Dataset records:

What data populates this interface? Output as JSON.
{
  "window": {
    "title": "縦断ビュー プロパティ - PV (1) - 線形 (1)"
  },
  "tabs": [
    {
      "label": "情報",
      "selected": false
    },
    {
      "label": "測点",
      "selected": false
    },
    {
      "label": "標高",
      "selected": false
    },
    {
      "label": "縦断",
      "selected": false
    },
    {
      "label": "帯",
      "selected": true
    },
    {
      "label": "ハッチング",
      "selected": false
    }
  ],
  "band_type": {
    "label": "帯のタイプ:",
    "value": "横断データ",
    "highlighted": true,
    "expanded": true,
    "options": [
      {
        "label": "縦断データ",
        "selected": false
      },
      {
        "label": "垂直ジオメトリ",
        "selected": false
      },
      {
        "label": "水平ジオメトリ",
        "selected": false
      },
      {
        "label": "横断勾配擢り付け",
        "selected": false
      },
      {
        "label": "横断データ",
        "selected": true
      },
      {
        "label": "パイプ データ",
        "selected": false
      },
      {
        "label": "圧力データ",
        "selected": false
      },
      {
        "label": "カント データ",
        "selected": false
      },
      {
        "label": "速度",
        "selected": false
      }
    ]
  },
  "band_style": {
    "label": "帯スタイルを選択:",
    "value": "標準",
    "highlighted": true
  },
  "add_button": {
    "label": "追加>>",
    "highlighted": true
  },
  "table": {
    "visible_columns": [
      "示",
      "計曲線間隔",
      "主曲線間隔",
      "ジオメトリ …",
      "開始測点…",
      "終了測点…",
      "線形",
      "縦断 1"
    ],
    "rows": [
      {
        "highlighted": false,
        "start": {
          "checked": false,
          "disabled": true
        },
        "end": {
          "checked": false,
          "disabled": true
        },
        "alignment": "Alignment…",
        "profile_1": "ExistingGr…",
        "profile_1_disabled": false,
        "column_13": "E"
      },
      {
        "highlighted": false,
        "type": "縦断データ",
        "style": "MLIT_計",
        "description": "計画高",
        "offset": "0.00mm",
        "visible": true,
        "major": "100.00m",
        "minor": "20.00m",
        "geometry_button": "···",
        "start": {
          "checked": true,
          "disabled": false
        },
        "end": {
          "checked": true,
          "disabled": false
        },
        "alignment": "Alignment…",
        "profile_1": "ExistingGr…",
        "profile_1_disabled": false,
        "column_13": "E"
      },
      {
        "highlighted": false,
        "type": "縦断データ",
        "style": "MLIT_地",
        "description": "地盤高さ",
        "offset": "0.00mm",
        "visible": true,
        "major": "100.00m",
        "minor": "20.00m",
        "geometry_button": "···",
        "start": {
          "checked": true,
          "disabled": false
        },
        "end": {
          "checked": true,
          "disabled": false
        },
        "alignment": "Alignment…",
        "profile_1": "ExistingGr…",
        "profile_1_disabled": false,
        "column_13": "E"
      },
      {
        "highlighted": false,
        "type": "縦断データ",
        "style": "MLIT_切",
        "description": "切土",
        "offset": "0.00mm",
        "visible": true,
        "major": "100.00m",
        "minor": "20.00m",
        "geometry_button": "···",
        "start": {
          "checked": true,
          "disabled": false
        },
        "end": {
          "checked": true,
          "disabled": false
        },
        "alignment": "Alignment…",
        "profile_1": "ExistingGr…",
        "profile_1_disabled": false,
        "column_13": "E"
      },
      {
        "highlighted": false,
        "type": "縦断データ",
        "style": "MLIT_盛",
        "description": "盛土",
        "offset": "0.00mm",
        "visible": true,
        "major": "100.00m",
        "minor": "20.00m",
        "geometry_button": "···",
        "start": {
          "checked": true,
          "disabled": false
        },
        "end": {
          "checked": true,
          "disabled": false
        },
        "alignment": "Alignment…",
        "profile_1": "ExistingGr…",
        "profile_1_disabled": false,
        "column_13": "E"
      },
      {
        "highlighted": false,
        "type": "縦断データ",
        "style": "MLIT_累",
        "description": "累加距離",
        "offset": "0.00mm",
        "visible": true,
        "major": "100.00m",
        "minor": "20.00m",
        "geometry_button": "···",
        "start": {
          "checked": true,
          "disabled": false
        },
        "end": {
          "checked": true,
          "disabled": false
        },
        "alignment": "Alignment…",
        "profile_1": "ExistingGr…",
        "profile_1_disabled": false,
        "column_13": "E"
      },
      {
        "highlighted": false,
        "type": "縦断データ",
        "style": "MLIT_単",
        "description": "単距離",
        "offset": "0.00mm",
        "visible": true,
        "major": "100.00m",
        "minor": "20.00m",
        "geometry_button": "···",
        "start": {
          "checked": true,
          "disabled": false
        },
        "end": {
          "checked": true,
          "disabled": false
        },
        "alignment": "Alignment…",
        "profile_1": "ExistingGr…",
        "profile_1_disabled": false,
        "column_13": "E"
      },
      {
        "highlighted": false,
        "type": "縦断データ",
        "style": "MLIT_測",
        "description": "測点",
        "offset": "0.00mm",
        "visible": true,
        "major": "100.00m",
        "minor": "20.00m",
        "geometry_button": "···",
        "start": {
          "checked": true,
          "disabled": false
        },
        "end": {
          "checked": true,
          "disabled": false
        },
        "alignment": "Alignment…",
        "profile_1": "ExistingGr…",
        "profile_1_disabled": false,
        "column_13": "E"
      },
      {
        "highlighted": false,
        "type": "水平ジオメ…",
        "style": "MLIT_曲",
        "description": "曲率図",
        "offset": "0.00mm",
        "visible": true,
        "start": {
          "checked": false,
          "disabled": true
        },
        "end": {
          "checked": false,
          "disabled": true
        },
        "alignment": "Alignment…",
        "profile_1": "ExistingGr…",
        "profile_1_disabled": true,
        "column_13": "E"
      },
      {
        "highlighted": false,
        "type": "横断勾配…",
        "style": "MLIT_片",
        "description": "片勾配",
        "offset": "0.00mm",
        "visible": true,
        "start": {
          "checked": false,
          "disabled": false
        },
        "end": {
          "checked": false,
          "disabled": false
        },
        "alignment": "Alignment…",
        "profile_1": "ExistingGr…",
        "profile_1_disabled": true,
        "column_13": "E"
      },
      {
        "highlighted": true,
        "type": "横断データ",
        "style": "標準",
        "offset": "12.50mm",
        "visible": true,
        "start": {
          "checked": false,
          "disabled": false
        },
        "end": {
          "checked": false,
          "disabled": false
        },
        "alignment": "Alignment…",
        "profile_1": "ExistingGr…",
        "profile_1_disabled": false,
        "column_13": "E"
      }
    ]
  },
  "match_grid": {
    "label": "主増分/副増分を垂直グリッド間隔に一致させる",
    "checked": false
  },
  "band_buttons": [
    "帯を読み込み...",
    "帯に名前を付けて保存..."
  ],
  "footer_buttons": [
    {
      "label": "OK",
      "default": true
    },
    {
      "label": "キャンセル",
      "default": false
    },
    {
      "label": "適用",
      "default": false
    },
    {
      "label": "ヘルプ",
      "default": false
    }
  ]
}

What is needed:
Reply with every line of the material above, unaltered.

The completed task:
What data populates this interface? Output as JSON.
{
  "window": {
    "title": "縦断ビュー プロパティ - PV (1) - 線形 (1)"
  },
  "tabs": [
    {
      "label": "情報",
      "selected": false
    },
    {
      "label": "測点",
      "selected": false
    },
    {
      "label": "標高",
      "selected": false
    },
    {
      "label": "縦断",
      "selected": false
    },
    {
      "label": "帯",
      "selected": true
    },
    {
      "label": "ハッチング",
      "selected": false
    }
  ],
  "band_type": {
    "label": "帯のタイプ:",
    "value": "横断データ",
    "highlighted": true,
    "expanded": true,
    "options": [
      {
        "label": "縦断データ",
        "selected": false
      },
      {
        "label": "垂直ジオメトリ",
        "selected": false
      },
      {
        "label": "水平ジオメトリ",
        "selected": false
      },
      {
        "label": "横断勾配擢り付け",
        "selected": false
      },
      {
        "label": "横断データ",
        "selected": true
      },
      {
        "label": "パイプ データ",
        "selected": false
      },
      {
        "label": "圧力データ",
        "selected": false
      },
      {
        "label": "カント データ",
        "selected": false
      },
      {
        "label": "速度",
        "selected": false
      }
    ]
  },
  "band_style": {
    "label": "帯スタイルを選択:",
    "value": "標準",
    "highlighted": true
  },
  "add_button": {
    "label": "追加>>",
    "highlighted": true
  },
  "table": {
    "visible_columns": [
      "示",
      "計曲線間隔",
      "主曲線間隔",
      "ジオメトリ …",
      "開始測点…",
      "終了測点…",
      "線形",
      "縦断 1"
    ],
    "rows": [
      {
        "highlighted": false,
        "start": {
          "checked": false,
          "disabled": true
        },
        "end": {
          "checked": false,
          "disabled": true
        },
        "alignment": "Alignment…",
        "profile_1": "ExistingGr…",
        "profile_1_disabled": false,
        "column_13": "E"
      },
      {
        "highlighted": false,
        "type": "縦断データ",
        "style": "MLIT_計",
        "description": "計画高",
        "offset": "0.00mm",
        "visible": true,
        "major": "100.00m",
        "minor": "20.00m",
        "geometry_button": "···",
        "start": {
          "checked": true,
          "disabled": false
        },
        "end": {
          "checked": true,
          "disabled": false
        },
        "alignment": "Alignment…",
        "profile_1": "ExistingGr…",
        "profile_1_disabled": false,
        "column_13": "E"
      },
      {
        "highlighted": false,
        "type": "縦断データ",
        "style": "MLIT_地",
        "description": "地盤高さ",
        "offset": "0.00mm",
        "visible": true,
        "major": "100.00m",
        "minor": "20.00m",
        "geometry_button": "···",
        "start": {
          "checked": true,
          "disabled": false
        },
        "end": {
          "checked": true,
          "disabled": false
        },
        "alignment": "Alignment…",
        "profile_1": "ExistingGr…",
        "profile_1_disabled": false,
        "column_13": "E"
      },
      {
        "highlighted": false,
        "type": "縦断データ",
        "style": "MLIT_切",
        "description": "切土",
        "offset": "0.00mm",
        "visible": true,
        "major": "100.00m",
        "minor": "20.00m",
        "geometry_button": "···",
        "start": {
          "checked": true,
          "disabled": false
        },
        "end": {
          "checked": true,
          "disabled": false
        },
        "alignment": "Alignment…",
        "profile_1": "ExistingGr…",
        "profile_1_disabled": false,
        "column_13": "E"
      },
      {
        "highlighted": false,
        "type": "縦断データ",
        "style": "MLIT_盛",
        "description": "盛土",
        "offset": "0.00mm",
        "visible": true,
        "major": "100.00m",
        "minor": "20.00m",
        "geometry_button": "···",
        "start": {
          "checked": true,
          "disabled": false
        },
        "end": {
          "checked": true,
          "disabled": false
        },
        "alignment": "Alignment…",
        "profile_1": "ExistingGr…",
        "profile_1_disabled": false,
        "column_13": "E"
      },
      {
        "highlighted": false,
        "type": "縦断データ",
        "style": "MLIT_累",
        "description": "累加距離",
        "offset": "0.00mm",
        "visible": true,
        "major": "100.00m",
        "minor": "20.00m",
        "geometry_button": "···",
        "start": {
          "checked": true,
          "disabled": false
        },
        "end": {
          "checked": true,
          "disabled": false
        },
        "alignment": "Alignment…",
        "profile_1": "ExistingGr…",
        "profile_1_disabled": false,
        "column_13": "E"
      },
      {
        "highlighted": false,
        "type": "縦断データ",
        "style": "MLIT_単",
        "description": "単距離",
        "offset": "0.00mm",
        "visible": true,
        "major": "100.00m",
        "minor": "20.00m",
        "geometry_button": "···",
        "start": {
          "checked": true,
          "disabled": false
        },
        "end": {
          "checked": true,
          "disabled": false
        },
        "alignment": "Alignment…",
        "profile_1": "ExistingGr…",
        "profile_1_disabled": false,
        "column_13": "E"
      },
      {
        "highlighted": false,
        "type": "縦断データ",
        "style": "MLIT_測",
        "description": "測点",
        "offset": "0.00mm",
        "visible": true,
        "major": "100.00m",
        "minor": "20.00m",
        "geometry_button": "···",
        "start": {
          "checked": true,
          "disabled": false
        },
        "end": {
          "checked": true,
          "disabled": false
        },
        "alignment": "Alignment…",
        "profile_1": "ExistingGr…",
        "profile_1_disabled": false,
        "column_13": "E"
      },
      {
        "highlighted": false,
        "type": "水平ジオメ…",
        "style": "MLIT_曲",
        "description": "曲率図",
        "offset": "0.00mm",
        "visible": true,
        "start": {
          "checked": false,
          "disabled": true
        },
        "end": {
          "checked": false,
          "disabled": true
        },
        "alignment": "Alignment…",
        "profile_1": "ExistingGr…",
        "profile_1_disabled": true,
        "column_13": "E"
      },
      {
        "highlighted": false,
        "type": "横断勾配…",
        "style": "MLIT_片",
        "description": "片勾配",
        "offset": "0.00mm",
        "visible": true,
        "start": {
          "checked": false,
          "disabled": false
        },
        "end": {
          "checked": false,
          "disabled": false
        },
        "alignment": "Alignment…",
        "profile_1": "ExistingGr…",
        "profile_1_disabled": true,
        "column_13": "E"
      },
      {
        "highlighted": true,
        "type": "横断データ",
        "style": "標準",
        "offset": "12.50mm",
        "visible": true,
        "start": {
          "checked": false,
          "disabled": false
        },
        "end": {
          "checked": false,
          "disabled": false
        },
        "alignment": "Alignment…",
        "profile_1": "ExistingGr…",
        "profile_1_disabled": false,
        "column_13": "E"
      }
    ]
  },
  "match_grid": {
    "label": "主増分/副増分を垂直グリッド間隔に一致させる",
    "checked": false
  },
  "band_buttons": [
    "帯を読み込み...",
    "帯に名前を付けて保存..."
  ],
  "footer_buttons": [
    {
      "label": "OK",
      "default": true
    },
    {
      "label": "キャンセル",
      "default": false
    },
    {
      "label": "適用",
      "default": false
    },
    {
      "label": "ヘルプ",
      "default": false
    }
  ]
}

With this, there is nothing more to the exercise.